Symptoms of Hallux RigidusThe most common symptom, and the most common reason to seek medical attention for this problem, is pain around the base of the big toe. This pain is accentuated with activity, especially running or jumping. Wearing firm-soled shoes that prevent motion at the base of the big toe will help relieve symptoms. Other common symptoms include swelling at the base of the big toe, a lump next to this joint due to bone spur formation, and calluses from the abnormal shape of the toe.
The diagnosis of hallux rigidus is made by testing the mobility of the MTP joint, usually comparing it to the opposite foot to see how much motion is lost at the joint. X-rays are performed to determine how much of the joint cartilage has worn away, and to see if bone spurs have formed in this area. Determining the extent of the arthritis will help guide treatment.
Treatment of Hallux Rigidus
- Wearing Stiff-Soled Shoes
Stiff-soled shoes limit motion at the base of the big toe. Inserts can be made for shoes that can help support your existing footwear. Alternatively, when buying shoes, look for types with a less-flexible sole that will prevent the arthritic joint from bending.
- Adding a Rocker Bottom to Shoes
A rocker-bottom is a curved sole that can be added to your footwear. The rock-bottom, much like the bottom of a rocking-chair, helps the foot smoothly transition from the heel to the toe while walking. This modification also limits the movement of the arthritic toe joint.
- Anti-Inflammatory Medications
These medications will help to decrease pain and swelling at areas of inflammation. If the oral medications are not sufficient, and injection of cortisone may also be considered.
Surgery is sometimes the best treatment for hallux rigidus, especially if the more conservative measures are not working for you. The two most common surgical procedures are called a cheilectomy or an arthrodesis (fusion). The cheilectomy is a procedure done to remove the bone spurs. The cheilectomy often helps if the bone spurs are limiting the joint motion.
The concern with performing a cheilectomy is that while the bone spurs are removed, the joint is still arthritic, and the spurs can return. While the pain caused by limited motion may be improved, the pain coming from worn out cartilage may remain. A more extensive surgery called a joint fusion may be necessary for these patients. A fusion is an excellent procedure at eliminating much of the pain, but it will cause the toe to be permanently stiff.

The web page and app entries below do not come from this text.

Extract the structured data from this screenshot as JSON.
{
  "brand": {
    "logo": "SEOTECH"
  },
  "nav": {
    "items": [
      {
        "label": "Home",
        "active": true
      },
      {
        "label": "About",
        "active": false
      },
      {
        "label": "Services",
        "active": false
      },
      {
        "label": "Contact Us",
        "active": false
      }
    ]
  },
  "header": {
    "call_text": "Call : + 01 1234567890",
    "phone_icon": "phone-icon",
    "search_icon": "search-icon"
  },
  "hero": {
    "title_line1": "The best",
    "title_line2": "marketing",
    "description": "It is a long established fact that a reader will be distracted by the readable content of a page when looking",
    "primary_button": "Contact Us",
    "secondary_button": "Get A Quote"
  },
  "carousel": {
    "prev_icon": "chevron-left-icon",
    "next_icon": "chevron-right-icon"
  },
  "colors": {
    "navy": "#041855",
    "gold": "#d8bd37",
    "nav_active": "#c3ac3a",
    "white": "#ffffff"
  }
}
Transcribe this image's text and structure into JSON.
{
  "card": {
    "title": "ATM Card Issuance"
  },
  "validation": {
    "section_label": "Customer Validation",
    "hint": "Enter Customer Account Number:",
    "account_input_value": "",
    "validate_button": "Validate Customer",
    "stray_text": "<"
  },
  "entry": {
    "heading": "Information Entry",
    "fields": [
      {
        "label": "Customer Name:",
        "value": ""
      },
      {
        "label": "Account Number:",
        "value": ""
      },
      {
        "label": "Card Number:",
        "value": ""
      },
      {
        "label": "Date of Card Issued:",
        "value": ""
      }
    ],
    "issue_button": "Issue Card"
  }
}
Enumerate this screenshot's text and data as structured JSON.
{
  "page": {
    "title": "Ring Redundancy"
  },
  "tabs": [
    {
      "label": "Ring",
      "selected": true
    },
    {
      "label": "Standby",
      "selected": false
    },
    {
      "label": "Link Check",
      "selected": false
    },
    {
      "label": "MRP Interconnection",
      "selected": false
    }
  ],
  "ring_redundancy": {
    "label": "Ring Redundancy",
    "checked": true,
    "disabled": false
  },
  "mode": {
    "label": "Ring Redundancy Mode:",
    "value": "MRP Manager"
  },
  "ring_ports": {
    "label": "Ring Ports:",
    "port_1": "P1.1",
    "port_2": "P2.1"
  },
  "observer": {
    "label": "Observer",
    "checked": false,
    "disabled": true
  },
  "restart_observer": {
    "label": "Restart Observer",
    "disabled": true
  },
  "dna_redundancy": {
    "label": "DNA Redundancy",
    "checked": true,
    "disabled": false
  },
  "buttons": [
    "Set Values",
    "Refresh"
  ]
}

Mann RA "Disorders of the First Metatarsophalangeal Joint" J. Am. Acad. Ortho. Surg., Jan 1995; 3: 34 - 43.